“We started in 2010, and the first seven years were blood, sweat and tears. Then on 15 June 2017 we flew the first time with ship 39-8. Roughly one year later we flew 39-9, the second test aircraft, and all its computers were upgraded. It took less than one week, the rest was functional growth on top of it. We then added all tactical hardware, within a few months, 39-10 flying in early 2019, then we went in serial Batch #1.” EDR On-Line understood that the first four Batch #1 aircraft are fitted with three Head-Down Displays (HDD) and an old Head-Up Display (HUD), while the six following aircraft fielded a few months later are fitted with the final cockpit configuration featuring small HDDs, a new HUD and the Wide Area Display (WAD).
“This allows appreciating the pace of the improvements; on average we released a new flight software every four weeks, we did Agile development all since 2010, and this was possible because the product supports it,” the Saab representative adds. Of course the customer will not update its aircraft at the same pace, the four weeks tempo being something used for development. Discussions are ongoing on those aspects with customers, as the Gripen E changes the paradigm even under that aspect, which consequently will modify behaviours. “One of our test pilots said that from Christmas 2021 to summer 2022 the aircraft was a completely different platform, thanks to the number of upgrades induced into development platforms.”
Developments come from a beneficial collaboration between Saab and the customers, Air Forces and Acquisition Bureaus. “In some areas we get requirements that push us towards the limits of what is not feasible today, and we try to get closer to those. In the Gripen C/D, which is a very capable aircraft from the software perspective but does not features the DIPS, it took around 12 months to test a new idea in a real setting. Now we stretched the Agile concept to include the flight test programme, which we call ADAPT for Agile Design And Permit To fly, and this allows to do the same test in four weeks, and the fastest add-on of a safety critical application took us probably seven to eight days.”
Another key issue is the capability to fly in GPS-denied areas maintaining accurate positioning, “as errors would immediately affect situational awareness,” Jussi Halmetoja points out.
Due to his
operational background, he could not avoid concluding his presentation talking
about training and operations. “To fight efficiently and for real you need to
train real, with real aircraft in real environment, against real threats, so
don’t replace your training with synthetic or simulated training, these must be
combined,” the right mix between real and simulated flight hours being the

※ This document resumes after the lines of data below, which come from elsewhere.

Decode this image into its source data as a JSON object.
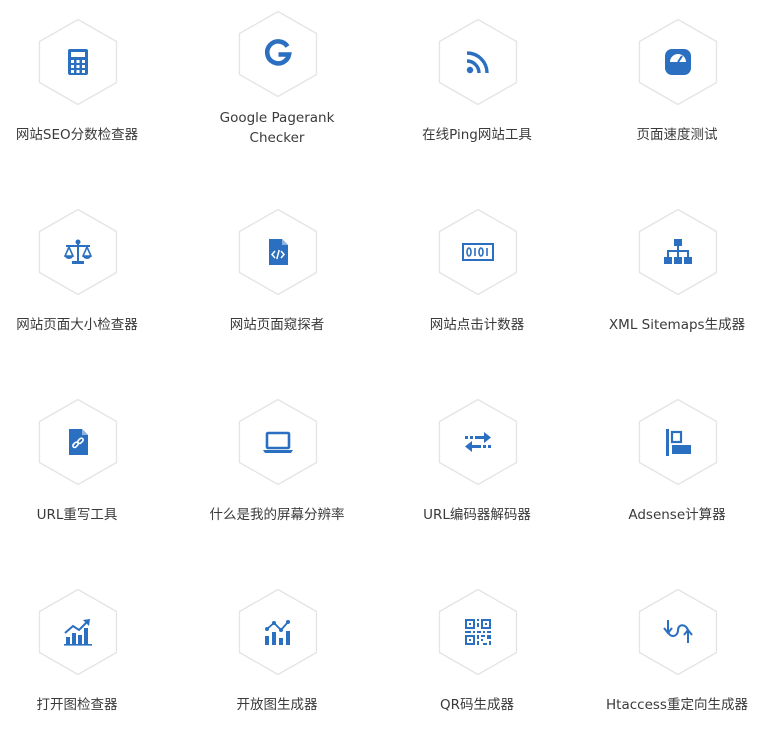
{
  "accent_color": "#2b6fc0",
  "tools": [
    {
      "label": "网站SEO分数检查器",
      "icon": "calculator-icon"
    },
    {
      "label": "Google Pagerank\nChecker",
      "icon": "google-icon"
    },
    {
      "label": "在线Ping网站工具",
      "icon": "rss-icon"
    },
    {
      "label": "页面速度测试",
      "icon": "speed-gauge-icon"
    },
    {
      "label": "网站页面大小检查器",
      "icon": "balance-scale-icon"
    },
    {
      "label": "网站页面窥探者",
      "icon": "code-file-icon"
    },
    {
      "label": "网站点击计数器",
      "icon": "binary-counter-icon"
    },
    {
      "label": "XML Sitemaps生成器",
      "icon": "sitemap-icon"
    },
    {
      "label": "URL重写工具",
      "icon": "link-file-icon"
    },
    {
      "label": "什么是我的屏幕分辨率",
      "icon": "laptop-icon"
    },
    {
      "label": "URL编码器解码器",
      "icon": "exchange-arrows-icon"
    },
    {
      "label": "Adsense计算器",
      "icon": "ad-layout-icon"
    },
    {
      "label": "打开图检查器",
      "icon": "growth-chart-icon"
    },
    {
      "label": "开放图生成器",
      "icon": "bar-line-chart-icon"
    },
    {
      "label": "QR码生成器",
      "icon": "qr-code-icon"
    },
    {
      "label": "Htaccess重定向生成器",
      "icon": "redirect-arrows-icon"
    }
  ]
}
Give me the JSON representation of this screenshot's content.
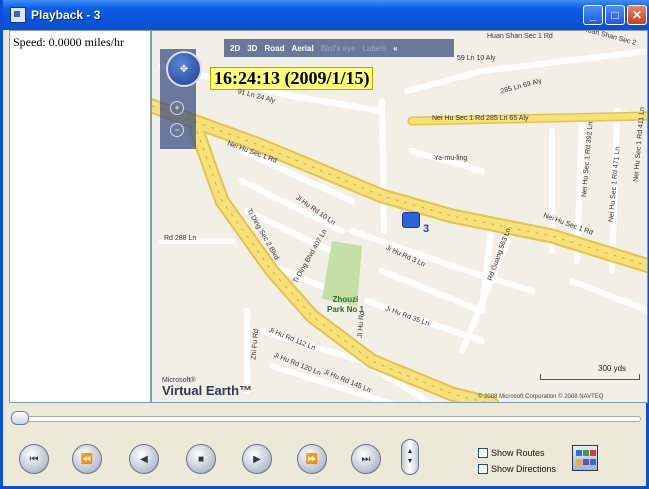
{
  "window": {
    "title": "Playback - 3",
    "icon": "app-icon",
    "buttons": [
      "minimize",
      "maximize",
      "close"
    ]
  },
  "info_panel": {
    "speed_text": "Speed: 0.0000 miles/hr"
  },
  "map": {
    "toolbar": {
      "view_2d": "2D",
      "view_3d": "3D",
      "road": "Road",
      "aerial": "Aerial",
      "bird_eye": "Bird's eye",
      "labels": "Labels",
      "collapse": "«"
    },
    "timestamp": "16:24:13 (2009/1/15)",
    "vehicle_label": "3",
    "logo_small": "Microsoft®",
    "logo_big": "Virtual Earth™",
    "scale_label": "300 yds",
    "copyright": "© 2008 Microsoft Corporation   © 2008 NAVTEQ",
    "street_labels": [
      "Nei Hu Sec 1 Rd",
      "Nei Hu Sec 1 Rd 285 Ln 65 Aly",
      "Huan Shan Sec 1 Rd",
      "Huan Shan Sec 2",
      "59 Ln 10 Aly",
      "285 Ln 69 Aly",
      "91 Ln 24 Aly",
      "Ya-mu-ling",
      "Ji Hu Rd 10 Ln",
      "Rd 288 Ln",
      "Ti Ding Sec 2 Blvd",
      "Ti Ding Blvd 407 Ln",
      "Ji Hu Rd 3 Ln",
      "Rd Guang 563 Ln",
      "Nei Hu Sec 1 Rd",
      "Ji Hu Rd 35 Ln",
      "Ji Hu Rd 112 Ln",
      "Ji Hu Rd 120 Ln",
      "Ji Hu Rd 145 Ln",
      "Ji Hu Rd",
      "Zhi Fu Rd",
      "Nei Hu Sec 1 Rd 411 Ln",
      "Nei Hu Sec 1 Rd 392 Ln",
      "Nei Hu Sec 1 Rd 471 Ln"
    ],
    "park_name_line1": "Zhouzi",
    "park_name_line2": "Park No 1"
  },
  "playback": {
    "position_fraction": 0.0,
    "buttons": [
      "rewind-to-start",
      "previous",
      "step-back",
      "stop",
      "play",
      "next",
      "fast-forward"
    ],
    "show_routes_label": "Show Routes",
    "show_directions_label": "Show Directions",
    "show_routes_checked": false,
    "show_directions_checked": false
  },
  "colors": {
    "titlebar": "#0a5ce6",
    "window_bg": "#ece9d8",
    "main_road": "#f7e27a",
    "map_bg": "#f2efe6",
    "timestamp_bg": "#ffff7a",
    "vehicle": "#2b62d9"
  }
}
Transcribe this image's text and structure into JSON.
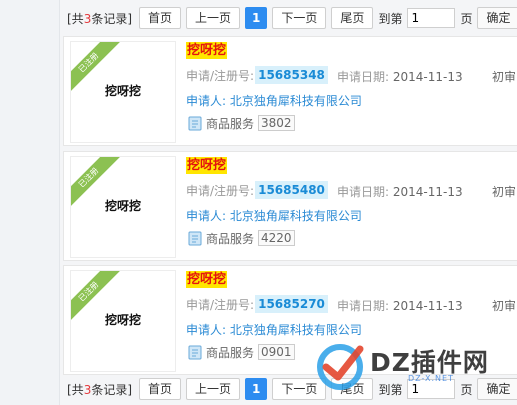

 The DO-178B is a document jointly developed by the safety-critical working group RTCA SC-167 of the Radio Technical Commission for Aeronautics (RTCA) and WG-12 of the European Organisation for Civil Aviation Equipment (EUROCAE) about Software Considerations in Airborne Systems and Equipment Certification.